|Aggregate QM Score||0.044817998748539|
|Number Of Correlations||2|
|Population Trait Correlation Pearson Correlation Coefficient||0.84557088547186|
|Average Daily High Cause||1241|
|Average Daily Low Cause||50|
|Average Effect Following High Cause||4|
|Average Effect Following Low Cause||3|
|Cause Variable Category Name||Treatments|
|Cause Variable Combination Operation||SUM|
|Cause Variable Common Unit Abbreviated Name||mg|
|Cause Variable Common Unit Name||Milligrams|
|Cause Variable Display Name||Acetyl-L-Carnitine intake|
|Cause Variable Name||Acetyl-L-Carnitine|
|Created At||2018-10-20 20:48:09|
|Critical T Value||1.655|
|Cumulative Value Over Duration Of Action Predicting High Outcome||428.26|
|Cumulative Value Over Duration Of Action Predicting Low Outcome||52.90791592548|
|Duration Of Action||604800|
|Duration Of Action In Hours||168|
|Effect Size||moderately positive|
|Effect Variable Category Name||Emotions|
|Effect Variable Common Unit Abbreviated Name||/5|
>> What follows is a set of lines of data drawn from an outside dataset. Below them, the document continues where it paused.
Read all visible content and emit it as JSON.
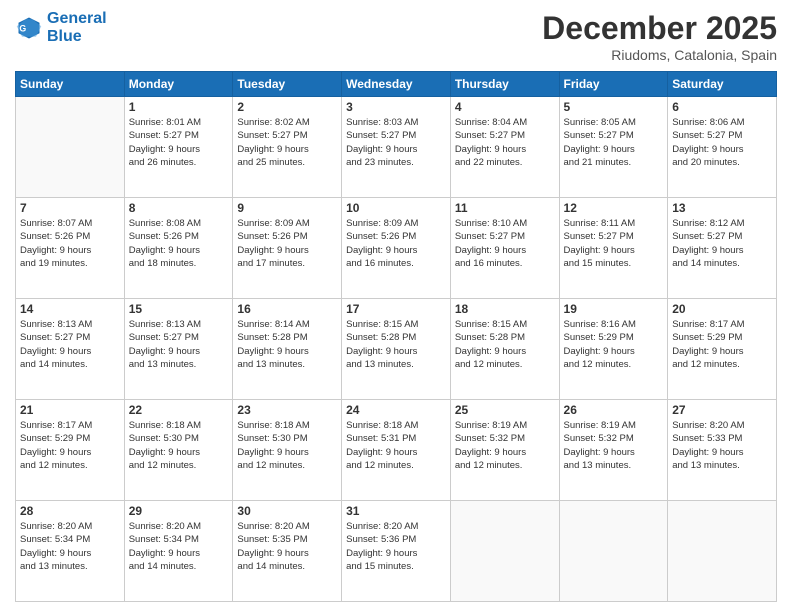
{
  "header": {
    "logo_line1": "General",
    "logo_line2": "Blue",
    "month_title": "December 2025",
    "location": "Riudoms, Catalonia, Spain"
  },
  "days_of_week": [
    "Sunday",
    "Monday",
    "Tuesday",
    "Wednesday",
    "Thursday",
    "Friday",
    "Saturday"
  ],
  "weeks": [
    [
      {
        "day": "",
        "info": ""
      },
      {
        "day": "1",
        "info": "Sunrise: 8:01 AM\nSunset: 5:27 PM\nDaylight: 9 hours\nand 26 minutes."
      },
      {
        "day": "2",
        "info": "Sunrise: 8:02 AM\nSunset: 5:27 PM\nDaylight: 9 hours\nand 25 minutes."
      },
      {
        "day": "3",
        "info": "Sunrise: 8:03 AM\nSunset: 5:27 PM\nDaylight: 9 hours\nand 23 minutes."
      },
      {
        "day": "4",
        "info": "Sunrise: 8:04 AM\nSunset: 5:27 PM\nDaylight: 9 hours\nand 22 minutes."
      },
      {
        "day": "5",
        "info": "Sunrise: 8:05 AM\nSunset: 5:27 PM\nDaylight: 9 hours\nand 21 minutes."
      },
      {
        "day": "6",
        "info": "Sunrise: 8:06 AM\nSunset: 5:27 PM\nDaylight: 9 hours\nand 20 minutes."
      }
    ],
    [
      {
        "day": "7",
        "info": "Sunrise: 8:07 AM\nSunset: 5:26 PM\nDaylight: 9 hours\nand 19 minutes."
      },
      {
        "day": "8",
        "info": "Sunrise: 8:08 AM\nSunset: 5:26 PM\nDaylight: 9 hours\nand 18 minutes."
      },
      {
        "day": "9",
        "info": "Sunrise: 8:09 AM\nSunset: 5:26 PM\nDaylight: 9 hours\nand 17 minutes."
      },
      {
        "day": "10",
        "info": "Sunrise: 8:09 AM\nSunset: 5:26 PM\nDaylight: 9 hours\nand 16 minutes."
      },
      {
        "day": "11",
        "info": "Sunrise: 8:10 AM\nSunset: 5:27 PM\nDaylight: 9 hours\nand 16 minutes."
      },
      {
        "day": "12",
        "info": "Sunrise: 8:11 AM\nSunset: 5:27 PM\nDaylight: 9 hours\nand 15 minutes."
      },
      {
        "day": "13",
        "info": "Sunrise: 8:12 AM\nSunset: 5:27 PM\nDaylight: 9 hours\nand 14 minutes."
      }
    ],
    [
      {
        "day": "14",
        "info": "Sunrise: 8:13 AM\nSunset: 5:27 PM\nDaylight: 9 hours\nand 14 minutes."
      },
      {
        "day": "15",
        "info": "Sunrise: 8:13 AM\nSunset: 5:27 PM\nDaylight: 9 hours\nand 13 minutes."
      },
      {
        "day": "16",
        "info": "Sunrise: 8:14 AM\nSunset: 5:28 PM\nDaylight: 9 hours\nand 13 minutes."
      },
      {
        "day": "17",
        "info": "Sunrise: 8:15 AM\nSunset: 5:28 PM\nDaylight: 9 hours\nand 13 minutes."
      },
      {
        "day": "18",
        "info": "Sunrise: 8:15 AM\nSunset: 5:28 PM\nDaylight: 9 hours\nand 12 minutes."
      },
      {
        "day": "19",
        "info": "Sunrise: 8:16 AM\nSunset: 5:29 PM\nDaylight: 9 hours\nand 12 minutes."
      },
      {
        "day": "20",
        "info": "Sunrise: 8:17 AM\nSunset: 5:29 PM\nDaylight: 9 hours\nand 12 minutes."
      }
    ],
    [
      {
        "day": "21",
        "info": "Sunrise: 8:17 AM\nSunset: 5:29 PM\nDaylight: 9 hours\nand 12 minutes."
      },
      {
        "day": "22",
        "info": "Sunrise: 8:18 AM\nSunset: 5:30 PM\nDaylight: 9 hours\nand 12 minutes."
      },
      {
        "day": "23",
        "info": "Sunrise: 8:18 AM\nSunset: 5:30 PM\nDaylight: 9 hours\nand 12 minutes."
      },
      {
        "day": "24",
        "info": "Sunrise: 8:18 AM\nSunset: 5:31 PM\nDaylight: 9 hours\nand 12 minutes."
      },
      {
        "day": "25",
        "info": "Sunrise: 8:19 AM\nSunset: 5:32 PM\nDaylight: 9 hours\nand 12 minutes."
      },
      {
        "day": "26",
        "info": "Sunrise: 8:19 AM\nSunset: 5:32 PM\nDaylight: 9 hours\nand 13 minutes."
      },
      {
        "day": "27",
        "info": "Sunrise: 8:20 AM\nSunset: 5:33 PM\nDaylight: 9 hours\nand 13 minutes."
      }
    ],
    [
      {
        "day": "28",
        "info": "Sunrise: 8:20 AM\nSunset: 5:34 PM\nDaylight: 9 hours\nand 13 minutes."
      },
      {
        "day": "29",
        "info": "Sunrise: 8:20 AM\nSunset: 5:34 PM\nDaylight: 9 hours\nand 14 minutes."
      },
      {
        "day": "30",
        "info": "Sunrise: 8:20 AM\nSunset: 5:35 PM\nDaylight: 9 hours\nand 14 minutes."
      },
      {
        "day": "31",
        "info": "Sunrise: 8:20 AM\nSunset: 5:36 PM\nDaylight: 9 hours\nand 15 minutes."
      },
      {
        "day": "",
        "info": ""
      },
      {
        "day": "",
        "info": ""
      },
      {
        "day": "",
        "info": ""
      }
    ]
  ]
}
|Effect Variable Common Unit Name||1 to 5 Rating|
|Effect Variable Display Name||Overall Mood|
|Effect Variable Name||Overall Mood|
|Effect Variable Valence||positive|
|Forward Pearson Correlation Coefficient||0.3474|
|Grouped Cause Value Closest To Value Predicting High Outcome||500|
|Number Of Pairs||130|
|Number Of Users||2|
|Onset Delay In Hours||0.5|
|Optimal Pearson Product||0.63699675343992|
|Predictive Pearson Correlation Coefficient||0.011748519617646|
|Predictor Explanation||↑Higher Acetyl-L-Carnitine Intake Predicts ↑higher Overall Mood|
|Predicts High Effect Change||8|
|Predicts Low Effect Change||-4|
|Reverse Pearson Correlation Coefficient||0.3802498061214|
|Updated At||2018-10-20 20:48:09|